Actress Angelina Jolie had a double mastectomy after discovering that she had the breast cancer gene common to Ashkenazi Jewish women.
Often, when someone is coping with an extraordinary loss, the feelings can be all-encompassing. When Paulinda Schimmel Babbini’s daughter, Robin, died of ovarian cancer at the age of 20, instead of letting the tragic death immobilize her, Babbini made it her mission that no one else should go through what she had.
Critics fear that Jewish genetic research also opens a Pandora's box. The discovery of a shared genetic marker among men who claim to be descended from Kohanim grew into wild, exaggerated claims in the media that geneticists had confirmed the story of Aaron
While within the general population about 5 percent of cancers can be attributed to a hereditary syndrome, in the Jewish community, that number is closer to 30 percent. The good news is that knowledge about how the mutation causes cancer is opening scientific doors to more effective, targeted treatment for those already diagnosed. And people who have the genetic mutation can take preventative measures to drastically reduce their breast and ovarian cancer risk.

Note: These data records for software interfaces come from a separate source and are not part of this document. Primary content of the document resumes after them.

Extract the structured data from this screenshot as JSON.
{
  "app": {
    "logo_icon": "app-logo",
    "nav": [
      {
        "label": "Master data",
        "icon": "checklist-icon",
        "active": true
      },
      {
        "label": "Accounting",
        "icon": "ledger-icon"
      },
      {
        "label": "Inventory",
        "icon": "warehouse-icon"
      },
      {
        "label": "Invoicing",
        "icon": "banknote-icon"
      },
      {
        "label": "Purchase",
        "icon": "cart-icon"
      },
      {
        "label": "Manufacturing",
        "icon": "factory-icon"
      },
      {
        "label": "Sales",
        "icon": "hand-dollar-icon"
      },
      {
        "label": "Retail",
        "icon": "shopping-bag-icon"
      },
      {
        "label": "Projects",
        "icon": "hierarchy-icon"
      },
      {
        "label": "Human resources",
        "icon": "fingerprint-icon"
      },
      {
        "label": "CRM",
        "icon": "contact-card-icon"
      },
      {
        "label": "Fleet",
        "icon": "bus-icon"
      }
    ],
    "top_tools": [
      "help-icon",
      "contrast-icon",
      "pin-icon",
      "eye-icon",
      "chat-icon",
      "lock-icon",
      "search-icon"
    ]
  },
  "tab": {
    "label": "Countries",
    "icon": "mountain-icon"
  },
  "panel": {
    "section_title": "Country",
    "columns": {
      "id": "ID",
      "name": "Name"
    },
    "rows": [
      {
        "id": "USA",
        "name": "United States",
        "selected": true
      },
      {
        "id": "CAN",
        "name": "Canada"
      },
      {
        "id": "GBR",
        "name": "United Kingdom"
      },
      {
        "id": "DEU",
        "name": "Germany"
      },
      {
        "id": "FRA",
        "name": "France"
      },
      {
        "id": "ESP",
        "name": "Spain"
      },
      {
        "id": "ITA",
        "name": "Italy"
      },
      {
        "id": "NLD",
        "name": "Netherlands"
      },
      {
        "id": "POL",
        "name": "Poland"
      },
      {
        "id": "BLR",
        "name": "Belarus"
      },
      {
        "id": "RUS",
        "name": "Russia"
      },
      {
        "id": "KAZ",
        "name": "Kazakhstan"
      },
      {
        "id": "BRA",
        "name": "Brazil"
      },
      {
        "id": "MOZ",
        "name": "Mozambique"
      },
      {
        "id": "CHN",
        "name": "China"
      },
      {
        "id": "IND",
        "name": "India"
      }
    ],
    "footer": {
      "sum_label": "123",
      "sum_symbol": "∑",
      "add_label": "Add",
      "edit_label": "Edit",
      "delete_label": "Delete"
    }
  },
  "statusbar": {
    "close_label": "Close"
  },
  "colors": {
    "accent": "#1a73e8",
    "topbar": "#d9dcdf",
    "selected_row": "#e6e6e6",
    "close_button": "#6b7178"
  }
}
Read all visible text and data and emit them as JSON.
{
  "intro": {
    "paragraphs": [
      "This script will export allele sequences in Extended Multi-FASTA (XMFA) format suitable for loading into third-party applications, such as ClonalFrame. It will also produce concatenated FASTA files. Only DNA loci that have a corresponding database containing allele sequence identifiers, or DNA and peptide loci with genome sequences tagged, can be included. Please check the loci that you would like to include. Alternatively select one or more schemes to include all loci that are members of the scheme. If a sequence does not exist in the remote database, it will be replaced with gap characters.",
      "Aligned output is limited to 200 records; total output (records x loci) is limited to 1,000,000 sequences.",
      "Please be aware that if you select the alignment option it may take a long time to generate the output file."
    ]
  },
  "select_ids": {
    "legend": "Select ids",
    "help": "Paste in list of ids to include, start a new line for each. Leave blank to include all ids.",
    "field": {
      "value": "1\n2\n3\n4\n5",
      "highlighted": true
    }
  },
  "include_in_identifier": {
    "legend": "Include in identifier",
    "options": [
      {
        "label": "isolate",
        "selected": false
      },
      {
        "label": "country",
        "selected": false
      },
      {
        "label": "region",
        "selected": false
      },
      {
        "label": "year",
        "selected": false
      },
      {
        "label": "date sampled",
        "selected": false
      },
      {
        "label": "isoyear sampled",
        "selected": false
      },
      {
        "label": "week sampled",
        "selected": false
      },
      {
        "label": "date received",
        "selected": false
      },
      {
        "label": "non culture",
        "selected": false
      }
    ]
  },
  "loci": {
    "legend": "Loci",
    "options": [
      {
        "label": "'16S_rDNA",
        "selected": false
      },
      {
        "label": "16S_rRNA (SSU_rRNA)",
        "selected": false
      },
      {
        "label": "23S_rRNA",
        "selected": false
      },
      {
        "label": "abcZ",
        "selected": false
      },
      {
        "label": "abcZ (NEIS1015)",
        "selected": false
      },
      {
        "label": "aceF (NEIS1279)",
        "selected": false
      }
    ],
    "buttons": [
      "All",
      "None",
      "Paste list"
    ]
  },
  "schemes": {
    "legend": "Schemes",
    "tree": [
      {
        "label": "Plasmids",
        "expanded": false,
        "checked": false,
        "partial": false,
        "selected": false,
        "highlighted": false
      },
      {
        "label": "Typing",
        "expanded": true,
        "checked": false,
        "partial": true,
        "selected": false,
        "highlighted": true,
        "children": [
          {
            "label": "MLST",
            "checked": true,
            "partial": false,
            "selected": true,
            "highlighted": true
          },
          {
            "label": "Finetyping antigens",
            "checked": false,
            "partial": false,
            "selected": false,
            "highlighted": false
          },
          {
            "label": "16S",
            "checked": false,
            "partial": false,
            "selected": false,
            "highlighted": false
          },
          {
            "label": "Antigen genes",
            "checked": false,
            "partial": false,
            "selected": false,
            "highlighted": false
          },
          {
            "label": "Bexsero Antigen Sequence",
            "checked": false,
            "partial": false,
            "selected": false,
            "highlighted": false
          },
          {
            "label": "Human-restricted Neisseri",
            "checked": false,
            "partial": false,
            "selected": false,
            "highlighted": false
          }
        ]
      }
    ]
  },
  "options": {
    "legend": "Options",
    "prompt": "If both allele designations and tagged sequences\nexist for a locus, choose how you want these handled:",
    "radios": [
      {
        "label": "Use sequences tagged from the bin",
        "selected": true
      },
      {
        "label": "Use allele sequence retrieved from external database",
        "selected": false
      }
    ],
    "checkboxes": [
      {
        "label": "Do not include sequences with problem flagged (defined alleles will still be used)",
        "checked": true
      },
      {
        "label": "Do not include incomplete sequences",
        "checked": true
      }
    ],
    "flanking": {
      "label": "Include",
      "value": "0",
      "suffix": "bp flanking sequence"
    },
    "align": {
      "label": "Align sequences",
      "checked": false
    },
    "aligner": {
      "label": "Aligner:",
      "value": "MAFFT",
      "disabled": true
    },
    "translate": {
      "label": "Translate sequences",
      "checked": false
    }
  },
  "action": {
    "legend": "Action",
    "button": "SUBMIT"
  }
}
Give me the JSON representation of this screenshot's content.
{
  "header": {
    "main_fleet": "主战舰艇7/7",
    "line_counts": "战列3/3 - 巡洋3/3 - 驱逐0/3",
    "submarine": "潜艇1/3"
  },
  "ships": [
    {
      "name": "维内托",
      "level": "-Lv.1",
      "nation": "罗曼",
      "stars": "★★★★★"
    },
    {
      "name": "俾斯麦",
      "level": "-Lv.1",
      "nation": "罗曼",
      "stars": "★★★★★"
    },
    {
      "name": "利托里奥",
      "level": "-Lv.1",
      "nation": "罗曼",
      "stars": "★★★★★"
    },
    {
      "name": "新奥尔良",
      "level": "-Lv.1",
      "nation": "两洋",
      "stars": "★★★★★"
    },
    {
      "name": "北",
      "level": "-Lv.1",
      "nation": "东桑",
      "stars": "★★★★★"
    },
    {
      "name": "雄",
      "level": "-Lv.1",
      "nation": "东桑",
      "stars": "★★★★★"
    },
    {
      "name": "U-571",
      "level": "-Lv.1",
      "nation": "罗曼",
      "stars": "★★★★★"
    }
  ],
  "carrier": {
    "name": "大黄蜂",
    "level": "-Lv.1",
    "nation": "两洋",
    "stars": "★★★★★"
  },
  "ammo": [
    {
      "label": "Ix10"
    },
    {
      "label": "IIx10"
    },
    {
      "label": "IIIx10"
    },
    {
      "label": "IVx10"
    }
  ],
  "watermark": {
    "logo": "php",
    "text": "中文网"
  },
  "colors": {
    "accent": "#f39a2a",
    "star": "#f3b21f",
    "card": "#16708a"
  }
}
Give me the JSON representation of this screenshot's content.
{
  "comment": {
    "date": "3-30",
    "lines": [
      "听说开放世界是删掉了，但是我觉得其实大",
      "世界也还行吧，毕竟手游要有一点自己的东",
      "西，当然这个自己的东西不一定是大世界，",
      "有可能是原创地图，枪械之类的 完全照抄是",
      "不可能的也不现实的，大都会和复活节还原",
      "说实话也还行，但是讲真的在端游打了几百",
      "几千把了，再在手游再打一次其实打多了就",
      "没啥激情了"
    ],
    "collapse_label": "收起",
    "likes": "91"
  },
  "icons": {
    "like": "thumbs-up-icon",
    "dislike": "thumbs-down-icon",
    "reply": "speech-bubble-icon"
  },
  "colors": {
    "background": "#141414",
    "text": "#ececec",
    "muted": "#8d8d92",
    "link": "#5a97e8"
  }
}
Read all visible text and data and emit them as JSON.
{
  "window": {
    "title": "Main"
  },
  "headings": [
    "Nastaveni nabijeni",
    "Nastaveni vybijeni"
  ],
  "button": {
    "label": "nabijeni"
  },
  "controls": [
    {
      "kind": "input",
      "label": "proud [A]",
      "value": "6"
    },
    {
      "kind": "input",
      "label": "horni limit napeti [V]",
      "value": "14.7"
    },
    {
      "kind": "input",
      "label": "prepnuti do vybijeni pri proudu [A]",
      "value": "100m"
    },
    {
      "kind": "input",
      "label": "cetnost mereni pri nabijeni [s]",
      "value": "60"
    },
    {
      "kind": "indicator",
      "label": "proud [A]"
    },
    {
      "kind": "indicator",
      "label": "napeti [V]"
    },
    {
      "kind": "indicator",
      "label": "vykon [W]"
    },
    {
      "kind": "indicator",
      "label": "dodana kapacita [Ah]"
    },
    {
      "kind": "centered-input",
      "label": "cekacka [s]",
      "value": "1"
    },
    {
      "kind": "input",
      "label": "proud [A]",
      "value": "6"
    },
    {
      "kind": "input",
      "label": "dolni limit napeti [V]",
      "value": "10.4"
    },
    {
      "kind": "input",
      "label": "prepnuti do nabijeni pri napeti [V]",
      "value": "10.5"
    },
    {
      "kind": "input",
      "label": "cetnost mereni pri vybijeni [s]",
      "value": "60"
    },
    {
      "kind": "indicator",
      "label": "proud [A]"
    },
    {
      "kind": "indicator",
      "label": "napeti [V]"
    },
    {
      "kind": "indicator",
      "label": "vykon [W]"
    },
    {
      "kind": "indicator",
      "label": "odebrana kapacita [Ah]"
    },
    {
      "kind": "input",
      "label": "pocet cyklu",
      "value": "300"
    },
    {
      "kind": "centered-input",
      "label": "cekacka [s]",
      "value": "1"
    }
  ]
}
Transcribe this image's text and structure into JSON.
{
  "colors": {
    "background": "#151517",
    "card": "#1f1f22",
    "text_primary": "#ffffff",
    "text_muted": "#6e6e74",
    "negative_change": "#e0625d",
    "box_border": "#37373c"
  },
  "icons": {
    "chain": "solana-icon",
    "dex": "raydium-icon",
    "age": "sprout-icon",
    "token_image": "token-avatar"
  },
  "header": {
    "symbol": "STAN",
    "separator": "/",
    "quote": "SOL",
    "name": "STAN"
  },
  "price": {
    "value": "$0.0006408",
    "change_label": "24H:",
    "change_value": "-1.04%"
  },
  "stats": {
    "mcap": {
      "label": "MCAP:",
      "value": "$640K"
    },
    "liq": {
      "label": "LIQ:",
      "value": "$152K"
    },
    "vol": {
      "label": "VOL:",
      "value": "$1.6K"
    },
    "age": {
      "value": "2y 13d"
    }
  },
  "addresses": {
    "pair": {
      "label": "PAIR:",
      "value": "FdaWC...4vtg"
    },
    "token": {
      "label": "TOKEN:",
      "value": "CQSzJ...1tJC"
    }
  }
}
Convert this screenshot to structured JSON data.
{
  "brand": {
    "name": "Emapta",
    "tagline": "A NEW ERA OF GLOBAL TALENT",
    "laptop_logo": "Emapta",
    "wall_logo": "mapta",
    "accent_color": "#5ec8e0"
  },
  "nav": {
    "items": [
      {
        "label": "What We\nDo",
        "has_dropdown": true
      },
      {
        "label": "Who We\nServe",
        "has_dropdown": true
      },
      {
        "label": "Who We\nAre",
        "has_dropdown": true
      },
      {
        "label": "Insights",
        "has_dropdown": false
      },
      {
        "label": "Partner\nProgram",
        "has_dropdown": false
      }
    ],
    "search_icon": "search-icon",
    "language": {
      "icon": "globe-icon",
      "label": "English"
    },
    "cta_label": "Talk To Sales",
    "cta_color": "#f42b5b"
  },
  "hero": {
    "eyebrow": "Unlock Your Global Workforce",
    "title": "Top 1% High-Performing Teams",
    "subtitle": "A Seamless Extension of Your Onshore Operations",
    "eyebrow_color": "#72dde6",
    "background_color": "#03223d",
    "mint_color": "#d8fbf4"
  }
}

Dr. Beth Y. Karlan is the director of the Cedars-Sinai Women's Cancer Research Institute at the Samuel Oschin Comprehensive Cancer Institute. Her specialty is ovarian cancer, the deadliest of gynecologic cancers and one that is diagnosed in more than 22,000 women annually.
They say brakha, I say brucha in referring to BRCA1 and BRCA2 gene mutations, the strong predictors of hereditary breast and ovarian cancer found with unusual frequency in women of Ashkenazi Jewish descent. Yes, "brucha," the Hebrew for blessing. Initially, I was being facetious by giving a Jewish pronunciation to the "Jewish gene"; at age 56 I had been diagnosed with breast cancer, and "tumor humor" helped me cope.
MRI is increasingly being recommended as a complimentary screening tool, especially to find invasive tumors.
For as long as she can remember, Dr. Beth Karlan has been driven to answer one elusive question: what is the difference between a normal cell and a cancerous cell? While the question is common among medical researchers, Karlan's progress in discovering at least a partial answer has been both heartening and a continuing stimulus to continue the search.